While it doesn’t have the same pedigree or polish as the others on this list, Golf Story is a fun romp through a colorful world and achievable challenges that everyone should enjoy.
Assassin’s Creed Origins
A fucking Assassin’s Creed game as a best of the year? Yeah, I didn’t expect it either. But here we are, the last game on the list, and it’s Assassin’s Creed. Somehow Ubisoft revamped a series I once went from thinking was the best thing games ever made to a series I actively avoided due to horrendous stagnancy. Then Baek of Siwa came along and happened to live in the best time period and best Assassin’s Creed world to date. Egypt.
I want to gush and wax poetic about the visual beauty of this game, but even though I stopped and took more screenshots in AC Origins than I have in any other game, the mouth-agape visuals aren’t even the most impressive part. It’s that country I mentioned in the last paragraph. Origins’ version of Egypt is set around the time of Cleopatra and Julius Caesar – the landscapes range from open, endless desert, to Grecian cities, Egyptian villages and Roman strongholds with mountains, rivers, grass and PYRAMIDS in between. It’s in this world where the best parts of Assassin’s Creed Origins shine.
Origins deserves many accolades for something that used to be the series’ weakest cog: side quests. The game does an exemplary job turning boring ass fetch quests into engaging, narrative-driven experiences. So much so that the main storyline feels like it’s lacking the same care as the side quests. Which is a real shame, because there are lots of shiny parts about this game just slightly tarnished by the main story. However, if I can overlook the shit story of Zelda: Breath of the Wild, I owe AC Origins the same respect.
From relevant and necessary gameplay changes, a major visual overhaul and one of the most beautiful and compelling open worlds ever made, Assassin’s Creed Origins deserves your attention.
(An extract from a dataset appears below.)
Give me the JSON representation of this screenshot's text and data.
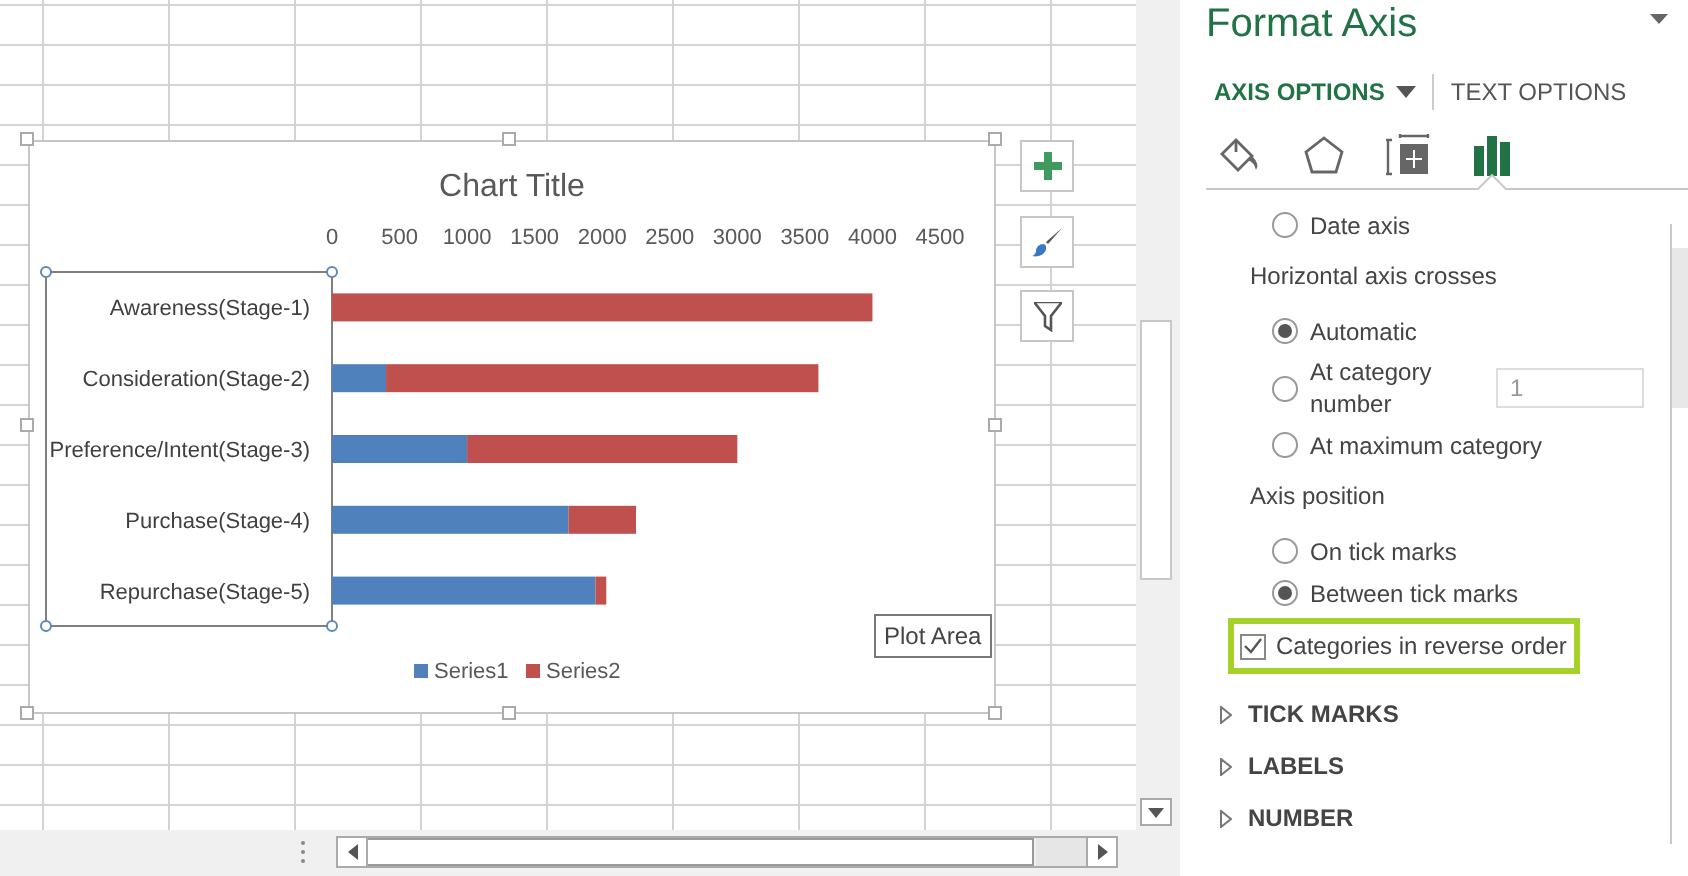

Even if you think you hate the series, Origins fixes what broke old Assassin’s Creed games and opens up a new swath of possibilities for the future of the series.
Holy Fuck that’s a lot of writing in one day. Fitting for a lot of gaming in one year.